Alfred’s an amazing tool for increasing your productivity, but you can only make the most of it if you’re trying out all the awesome user-created workflows available for download. Sure, Alfred’s pretty sweet all on its own–Pedro Lobo thought it was pretty wonderful in the AppStorm review of Alfred 2 last month–but you need to put in a little elbow grease to get the best experience. Or, you can let other people put in all the effort and enjoy the fruits of their labor!
Since Alfred 2 was released, a ton of workflows have been uploaded and shared on the Alfred forums, GitHub, and elsewhere. I’ve gathered together sixteen great workflows to help you get more done with Alfred. (more…)
It’s been three years since making the big switch to the Mac, and within those thirty-six months I’ve tried numerous apps that have significantly changed the way I work. I’ve gotten my hands dirty with a variety of productivity tools, finance software, utilities, and photo/image editing apps of various shapes, colors, and file sizes that it’s taken me a while to actually find the apps that I can settle down with.
I’ve pretty much filled up fifteen pages of purchase history, but I’ve managed to find a couple of apps that have become integral to my workflow as a writer and an avid user of the web. These apps have won my loyalty, and I’m glad to be able to shine the spotlight on them in this week’s The Apps We Use feature.
App.net is an up and coming social network and microblogging service that’s proving to be a worthy competitor to Twitter, with features such as being completely ad-free and an increased character count (256 characters compared to Twitter’s 140). Instead of generating revenue via ads, App.net users pay a small subscription charge to use the service. App.net user numbers have increased dramatically over the last few weeks ever since it launched a free tier service, allowing these paid subscribers to send out invitations for others to join the service with limited accounts, free of charge. Essentially, App.net became a freemium service.
Although the network is still fairly new, there has been active development of App.net clients for the Mac and in this roundup we look at five of the best apps currently available. And if you’re not on App.net yet, keep reading for a shot at some free App.net accounts we have to giveaway! (more…)
How many hours do you spend in front of your Mac each day? The internet is where we find our entertainment and where we go to work. It’s easy to lose track of how much time you’ve spent sitting in front of the screen, and if that number gets to be a big number of hours per day, then you ought to change a few habits, don’t you think?
Today we’ll be showing you a few apps for minimizing bad habits with your computer usage. We’ve got it all: apps that remind you to take a break once in a while from your computer, apps that help you stay focused on your tasks so that you can have more time for yourself, and utilities for reducing eye strain. Let’s do this!

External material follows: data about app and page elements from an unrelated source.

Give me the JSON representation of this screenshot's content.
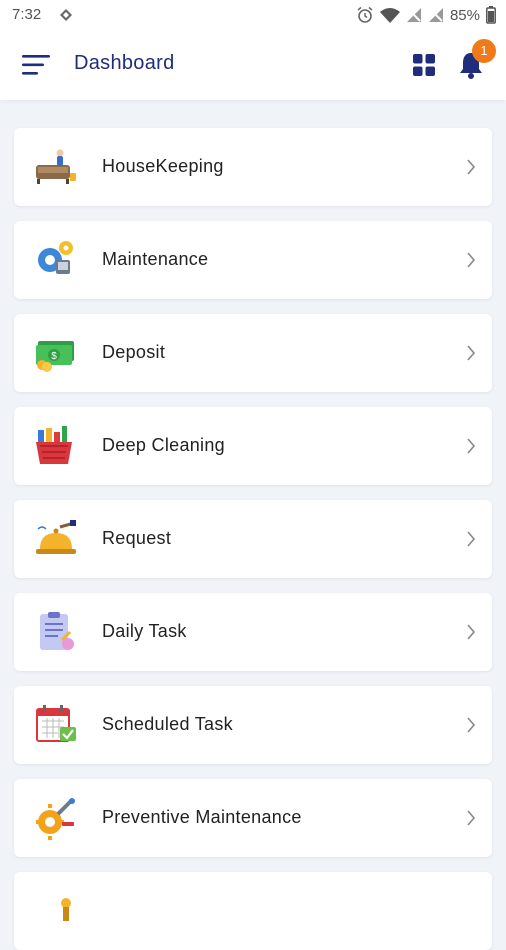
{
  "status_bar": {
    "time": "7:32",
    "battery": "85%"
  },
  "header": {
    "title": "Dashboard",
    "notification_count": "1",
    "accent_color": "#1f2d7a",
    "badge_color": "#f07a1a"
  },
  "menu_items": [
    {
      "label": "HouseKeeping",
      "icon": "housekeeping-icon"
    },
    {
      "label": "Maintenance",
      "icon": "maintenance-icon"
    },
    {
      "label": "Deposit",
      "icon": "deposit-icon"
    },
    {
      "label": "Deep Cleaning",
      "icon": "deep-cleaning-icon"
    },
    {
      "label": "Request",
      "icon": "request-bell-icon"
    },
    {
      "label": "Daily Task",
      "icon": "daily-task-icon"
    },
    {
      "label": "Scheduled Task",
      "icon": "scheduled-task-icon"
    },
    {
      "label": "Preventive Maintenance",
      "icon": "preventive-maintenance-icon"
    },
    {
      "label": "",
      "icon": "partial-item-icon"
    }
  ]
}
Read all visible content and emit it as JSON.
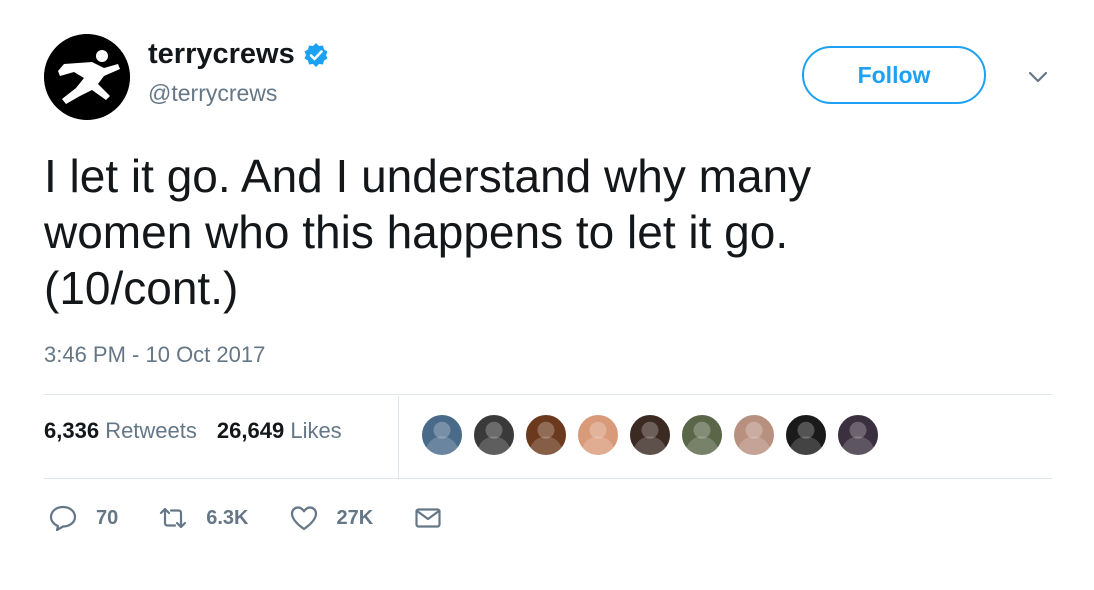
{
  "user": {
    "display_name": "terrycrews",
    "handle": "@terrycrews"
  },
  "follow_label": "Follow",
  "tweet": {
    "lines": [
      "I let it go. And I understand why many",
      "women who this happens to let it go.",
      "(10/cont.)"
    ],
    "timestamp": "3:46 PM - 10 Oct 2017"
  },
  "stats": {
    "retweets_count": "6,336",
    "retweets_label": "Retweets",
    "likes_count": "26,649",
    "likes_label": "Likes"
  },
  "liker_avatar_colors": [
    "#4a6a8a",
    "#3a3a3a",
    "#6b3a1e",
    "#d99a7a",
    "#3b2a22",
    "#5a6648",
    "#b89080",
    "#1a1a1a",
    "#3a3040"
  ],
  "actions": {
    "reply_count": "70",
    "retweet_count": "6.3K",
    "like_count": "27K"
  },
  "colors": {
    "accent": "#1da1f2",
    "text": "#14171a",
    "secondary": "#657786",
    "divider": "#e1e8ed"
  },
  "icons": [
    "verified-badge-icon",
    "caret-down-icon",
    "reply-icon",
    "retweet-icon",
    "like-icon",
    "direct-message-icon"
  ]
}
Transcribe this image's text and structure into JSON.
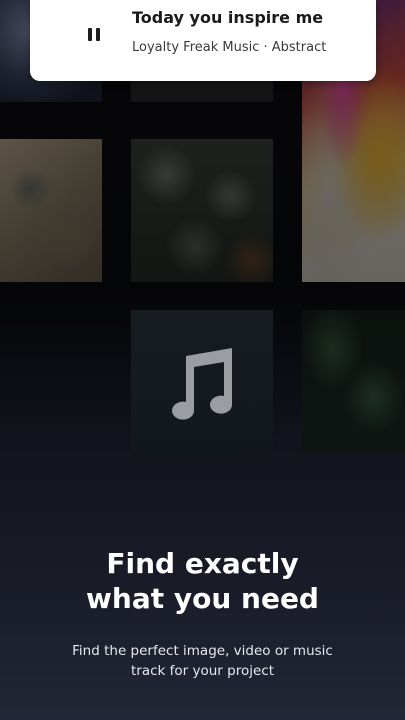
{
  "now_playing": {
    "title": "Today you inspire me",
    "subtitle": "Loyalty Freak Music · Abstract",
    "control_icon": "pause-icon"
  },
  "onboarding": {
    "headline_line1": "Find exactly",
    "headline_line2": "what you need",
    "description_line1": "Find the perfect image, video or music",
    "description_line2": "track for your project"
  },
  "icons": {
    "center_icon": "music-note-icon"
  },
  "colors": {
    "background_top": "#0b0c10",
    "background_bottom": "#232636",
    "card": "#ffffff",
    "text_light": "#ffffff"
  }
}
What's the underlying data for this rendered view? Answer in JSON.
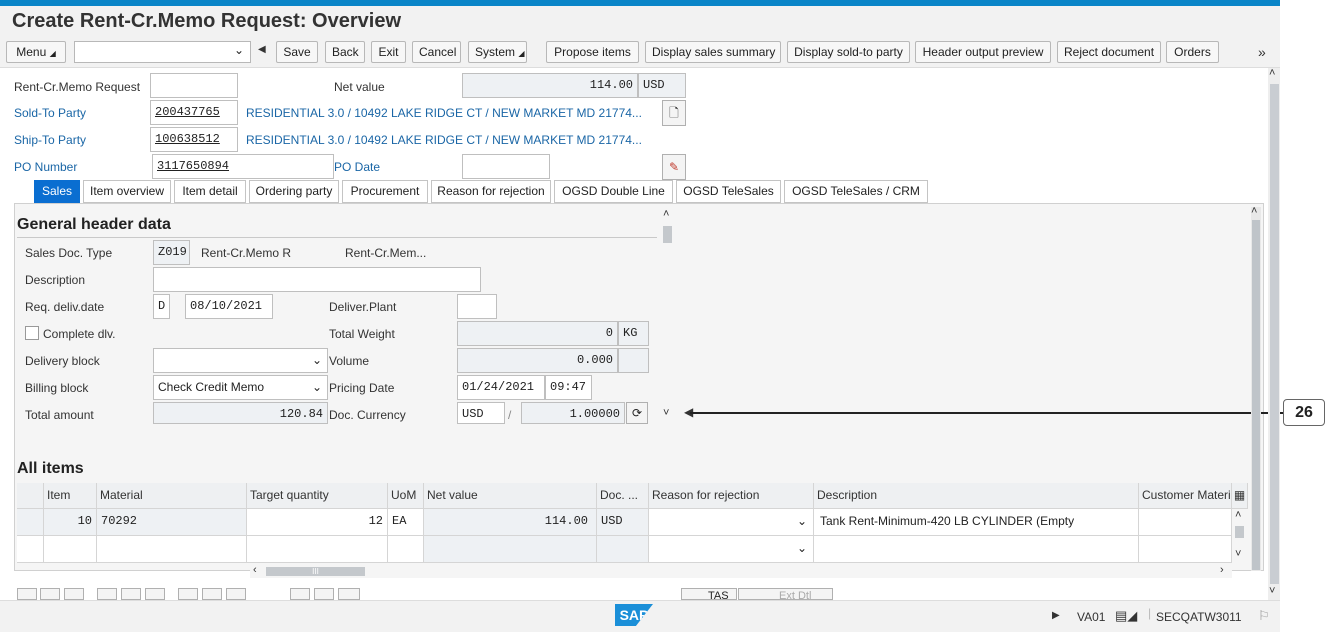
{
  "title": "Create Rent-Cr.Memo Request: Overview",
  "toolbar": {
    "menu": "Menu",
    "save": "Save",
    "back": "Back",
    "exit": "Exit",
    "cancel": "Cancel",
    "system": "System",
    "propose_items": "Propose items",
    "display_sales_summary": "Display sales summary",
    "display_sold_to_party": "Display sold-to party",
    "header_output_preview": "Header output preview",
    "reject_document": "Reject document",
    "orders": "Orders",
    "more": "»"
  },
  "header": {
    "rent_cr_memo_label": "Rent-Cr.Memo Request",
    "rent_cr_memo_value": "",
    "net_value_label": "Net value",
    "net_value": "114.00",
    "net_value_currency": "USD",
    "sold_to_label": "Sold-To Party",
    "sold_to_value": "200437765",
    "sold_to_desc": "RESIDENTIAL 3.0 / 10492 LAKE RIDGE CT / NEW MARKET MD 21774...",
    "ship_to_label": "Ship-To Party",
    "ship_to_value": "100638512",
    "ship_to_desc": "RESIDENTIAL 3.0 / 10492 LAKE RIDGE CT / NEW MARKET MD 21774...",
    "po_number_label": "PO Number",
    "po_number_value": "3117650894",
    "po_date_label": "PO Date",
    "po_date_value": ""
  },
  "tabs": [
    "Sales",
    "Item overview",
    "Item detail",
    "Ordering party",
    "Procurement",
    "Reason for rejection",
    "OGSD Double Line",
    "OGSD TeleSales",
    "OGSD TeleSales / CRM"
  ],
  "general": {
    "section_title": "General header data",
    "sales_doc_type_label": "Sales Doc. Type",
    "sales_doc_type_value": "Z019",
    "sales_doc_type_desc1": "Rent-Cr.Memo R",
    "sales_doc_type_desc2": "Rent-Cr.Mem...",
    "description_label": "Description",
    "description_value": "",
    "req_deliv_label": "Req. deliv.date",
    "req_deliv_period": "D",
    "req_deliv_value": "08/10/2021",
    "deliver_plant_label": "Deliver.Plant",
    "deliver_plant_value": "",
    "complete_dlv_label": "Complete dlv.",
    "total_weight_label": "Total Weight",
    "total_weight_value": "0",
    "total_weight_unit": "KG",
    "delivery_block_label": "Delivery block",
    "delivery_block_value": "",
    "volume_label": "Volume",
    "volume_value": "0.000",
    "billing_block_label": "Billing block",
    "billing_block_value": "Check Credit Memo",
    "pricing_date_label": "Pricing Date",
    "pricing_date_value": "01/24/2021",
    "pricing_time_value": "09:47",
    "total_amount_label": "Total amount",
    "total_amount_value": "120.84",
    "doc_currency_label": "Doc. Currency",
    "doc_currency_value": "USD",
    "doc_currency_sep": "/",
    "exchange_rate_value": "1.00000"
  },
  "items": {
    "section_title": "All items",
    "columns": [
      "Item",
      "Material",
      "Target quantity",
      "UoM",
      "Net value",
      "Doc. ...",
      "Reason for rejection",
      "Description",
      "Customer Materi"
    ],
    "rows": [
      {
        "item": "10",
        "material": "70292",
        "qty": "12",
        "uom": "EA",
        "net": "114.00",
        "curr": "USD",
        "reason": "",
        "desc": "Tank Rent-Minimum-420 LB CYLINDER (Empty",
        "cust": ""
      },
      {
        "item": "",
        "material": "",
        "qty": "",
        "uom": "",
        "net": "",
        "curr": "",
        "reason": "",
        "desc": "",
        "cust": ""
      }
    ],
    "scroll_label": "III"
  },
  "bottom_buttons": {
    "tas": "TAS",
    "ext_dtl": "Ext Dtl"
  },
  "status": {
    "logo": "SAP",
    "transaction": "VA01",
    "system": "SECQATW3011"
  },
  "callout": "26"
}
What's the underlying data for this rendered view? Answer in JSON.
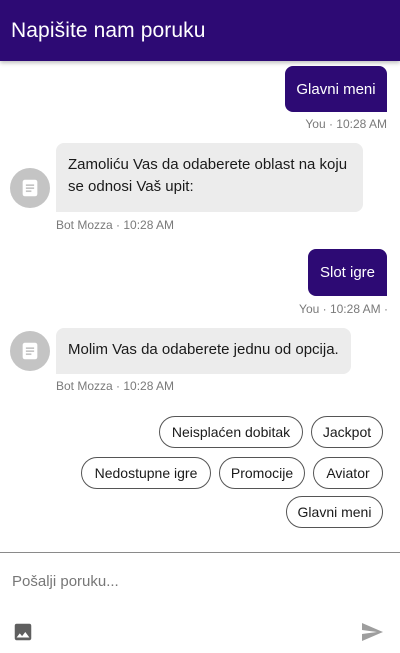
{
  "header": {
    "title": "Napišite nam poruku"
  },
  "messages": [
    {
      "sender": "user",
      "text": "Glavni meni",
      "meta": "You · 10:28 AM"
    },
    {
      "sender": "bot",
      "text": "Zamoliću Vas da odaberete oblast na koju se odnosi Vaš upit:",
      "meta": "Bot Mozza · 10:28 AM",
      "avatar_icon": "chat-document-icon"
    },
    {
      "sender": "user",
      "text": "Slot igre",
      "meta": "You · 10:28 AM ·"
    },
    {
      "sender": "bot",
      "text": "Molim Vas da odaberete jednu od opcija.",
      "meta": "Bot Mozza · 10:28 AM",
      "avatar_icon": "chat-document-icon"
    }
  ],
  "quick_replies": [
    "Neisplaćen dobitak",
    "Jackpot",
    "Nedostupne igre",
    "Promocije",
    "Aviator",
    "Glavni meni"
  ],
  "composer": {
    "placeholder": "Pošalji poruku...",
    "attach_icon": "image-icon",
    "send_icon": "send-icon"
  },
  "colors": {
    "brand": "#2d0a74",
    "bot_bubble": "#ececec",
    "avatar": "#c4c4c4"
  }
}
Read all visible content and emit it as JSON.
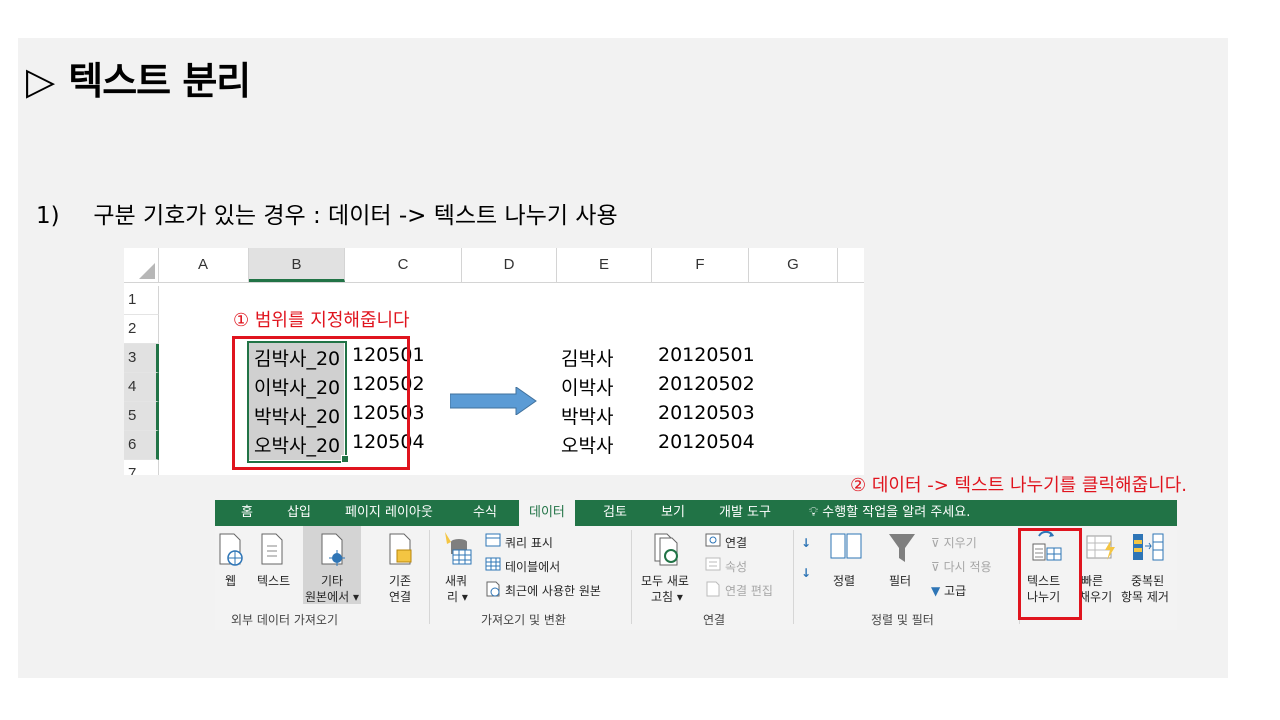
{
  "title": "텍스트 분리",
  "title_marker": "▷",
  "subtitle": {
    "number": "1)",
    "text": "구분 기호가 있는 경우  :  데이터 -> 텍스트 나누기 사용"
  },
  "sheet": {
    "columns": [
      "A",
      "B",
      "C",
      "D",
      "E",
      "F",
      "G"
    ],
    "rows": [
      "1",
      "2",
      "3",
      "4",
      "5",
      "6",
      "7"
    ],
    "source_cells": [
      "김박사_20120501",
      "이박사_20120502",
      "박박사_20120503",
      "오박사_20120504"
    ],
    "source_left": [
      "김박사_20",
      "이박사_20",
      "박박사_20",
      "오박사_20"
    ],
    "source_right": [
      "120501",
      "120502",
      "120503",
      "120504"
    ],
    "names": [
      "김박사",
      "이박사",
      "박박사",
      "오박사"
    ],
    "numbers": [
      "20120501",
      "20120502",
      "20120503",
      "20120504"
    ]
  },
  "annotation1": "① 범위를 지정해줍니다",
  "annotation2": "② 데이터 -> 텍스트 나누기를 클릭해줍니다.",
  "ribbon": {
    "tabs": [
      "홈",
      "삽입",
      "페이지 레이아웃",
      "수식",
      "데이터",
      "검토",
      "보기",
      "개발 도구"
    ],
    "active_tab": "데이터",
    "tell_me": "수행할 작업을 알려 주세요.",
    "buttons": {
      "web": "웹",
      "text": "텍스트",
      "other_sources_1": "기타",
      "other_sources_2": "원본에서 ▾",
      "existing_1": "기존",
      "existing_2": "연결",
      "new_query_1": "새쿼",
      "new_query_2": "리 ▾",
      "show_queries": "쿼리 표시",
      "from_table": "테이블에서",
      "recent_sources": "최근에 사용한 원본",
      "refresh_all_1": "모두 새로",
      "refresh_all_2": "고침 ▾",
      "connections": "연결",
      "properties": "속성",
      "edit_links": "연결 편집",
      "sort": "정렬",
      "filter": "필터",
      "clear": "지우기",
      "reapply": "다시 적용",
      "advanced": "고급",
      "text_to_columns_1": "텍스트",
      "text_to_columns_2": "나누기",
      "flash_fill_1": "빠른",
      "flash_fill_2": "채우기",
      "remove_dup_1": "중복된",
      "remove_dup_2": "항목 제거"
    },
    "groups": [
      "외부 데이터 가져오기",
      "가져오기 및 변환",
      "연결",
      "정렬 및 필터"
    ]
  },
  "colors": {
    "excel_green": "#217346",
    "annotation_red": "#e0141e",
    "arrow_blue": "#5b9bd5"
  }
}
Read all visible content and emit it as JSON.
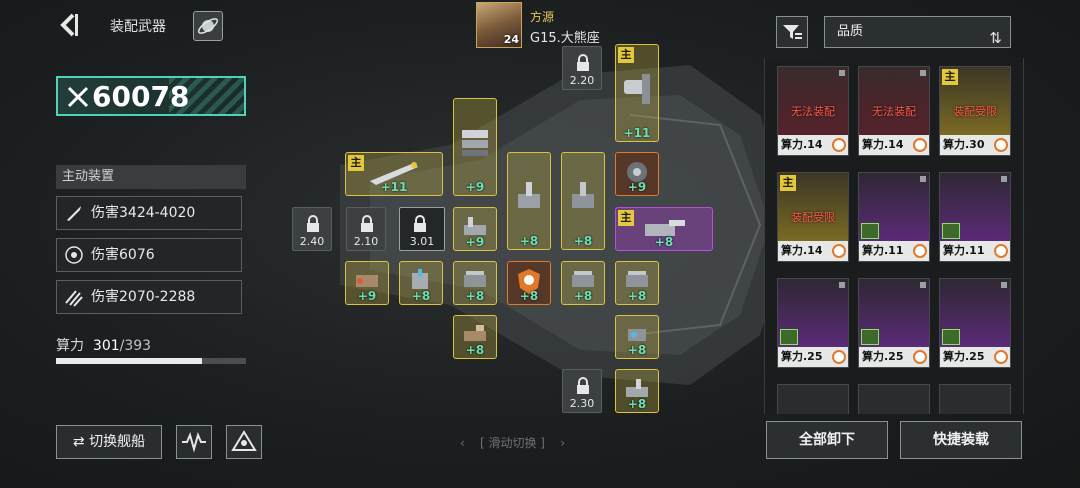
{
  "header": {
    "title": "装配武器"
  },
  "power": {
    "value": "60078"
  },
  "active_panel": {
    "title": "主动装置",
    "stats": [
      "伤害3424-4020",
      "伤害6076",
      "伤害2070-2288"
    ]
  },
  "compute": {
    "label": "算力",
    "current": "301",
    "max": "/393",
    "fill_ratio": 0.766
  },
  "captain": {
    "name": "方源",
    "level": "24",
    "ship": "G15.大熊座"
  },
  "bottom_left": {
    "switch_label": "切换舰船"
  },
  "slide_hint": "[ 滑动切换 ]",
  "grid": {
    "locks": [
      "2.20",
      "2.40",
      "2.10",
      "3.01",
      "2.30"
    ],
    "main_tag": "主",
    "slot_levels": [
      "+11",
      "+9",
      "+11",
      "+9",
      "+9",
      "+8",
      "+8",
      "+8",
      "+9",
      "+8",
      "+8",
      "+8",
      "+8",
      "+8",
      "+8",
      "+8",
      "+8",
      "+8"
    ]
  },
  "inventory": {
    "sort_label": "品质",
    "cards": [
      {
        "cp": "算力.14",
        "warn": "无法装配"
      },
      {
        "cp": "算力.14",
        "warn": "无法装配"
      },
      {
        "cp": "算力.30",
        "warn": "装配受限"
      },
      {
        "cp": "算力.14",
        "warn": "装配受限"
      },
      {
        "cp": "算力.11",
        "warn": ""
      },
      {
        "cp": "算力.11",
        "warn": ""
      },
      {
        "cp": "算力.25",
        "warn": ""
      },
      {
        "cp": "算力.25",
        "warn": ""
      },
      {
        "cp": "算力.25",
        "warn": ""
      }
    ],
    "unequip_all": "全部卸下",
    "quick_equip": "快捷装载"
  },
  "colors": {
    "accent_teal": "#4fd2b8",
    "slot_gold": "#d9c340",
    "slot_purple": "#b84de0",
    "level_green": "#68e0b2"
  }
}
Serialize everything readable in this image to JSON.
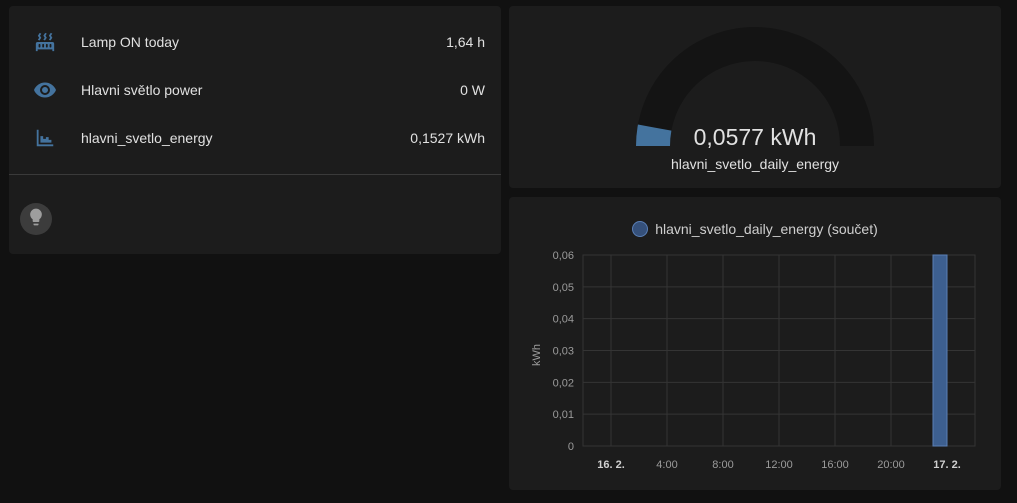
{
  "entities": {
    "rows": [
      {
        "name": "Lamp ON today",
        "state": "1,64 h",
        "icon": "radiator-icon"
      },
      {
        "name": "Hlavni světlo power",
        "state": "0 W",
        "icon": "eye-icon"
      },
      {
        "name": "hlavni_svetlo_energy",
        "state": "0,1527 kWh",
        "icon": "chart-step-icon"
      }
    ],
    "toggle_icon": "lightbulb-icon"
  },
  "gauge": {
    "value_text": "0,0577 kWh",
    "name": "hlavni_svetlo_daily_energy",
    "value": 0.0577,
    "min": 0,
    "max": 1
  },
  "chart": {
    "legend": "hlavni_svetlo_daily_energy (součet)",
    "ylabel": "kWh",
    "yticks": [
      "0",
      "0,01",
      "0,02",
      "0,03",
      "0,04",
      "0,05",
      "0,06"
    ],
    "xticks": [
      "16. 2.",
      "4:00",
      "8:00",
      "12:00",
      "16:00",
      "20:00",
      "17. 2."
    ],
    "bold_xticks": [
      "16. 2.",
      "17. 2."
    ]
  },
  "chart_data": {
    "type": "bar",
    "title": "",
    "series": [
      {
        "name": "hlavni_svetlo_daily_energy (součet)",
        "x": [
          "23:00"
        ],
        "values": [
          0.06
        ]
      }
    ],
    "xlabel": "",
    "ylabel": "kWh",
    "ylim": [
      0,
      0.06
    ],
    "grid": true,
    "legend": "top"
  },
  "colors": {
    "bar": "#3d5f8f",
    "bar_border": "#5a7fb6",
    "icon": "#44739e",
    "gauge_track": "#141414"
  }
}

Hey, it’s Matthew, the editor here and on Web.AppStorm. Ever wondered which apps I use to get my work done each day?
For the past few weeks, we’ve been running a series of articles about the Apps We Use, letting you get a peek into the workflow of each of the writers on our team. I’m up this week, and here’s the apps that are most important to me — the apps I require to get work done, productively, on my Mac.
With the announcement that Google Reader will be discontinued as of July 1, 2013, a lot people are scrambling for another feed reader service. If you’re one of them, you may be looking for more than just a web app to replace Google Reader and want a desktop app for your Mac to create a better reading experience. The problem is that so many Mac feed readers depend on Google Reader and won’t work without it.
We’ve gathered some alternatives you can start using right now ahead of the big shutdown. Some of the best feed readers out there are on the list, and we’ve got a good range of full-featured and minimalist, paid and free. Hopefully you’ll find something that can fill the Google Reader-sized hole in your heart.
With two Macs on rotation — an iMac and a MacBook Air — plopped on top of 20 years on Apple’s side of the operating system fence, I’ve come to use a lot of apps. More even than I can think of off the top of my head, in fact. But some stick out as essential daily drivers, without which I’d struggle to get anything done.
Here’s a choice selection of the apps I use and rely upon nearly every day.
It’s a new week with a new set of apps we use daily. Much like Jacob, the first writer in this series, the apps I use vary daily with a few exceptions. But without fail, I will fire up my MacBook Pro and use a bunch of apps throughout the day. Some of the apps on my list are well-known favorites, others a little less known.
Putting together this list has been a joy; hopefully you’ll enjoy it too!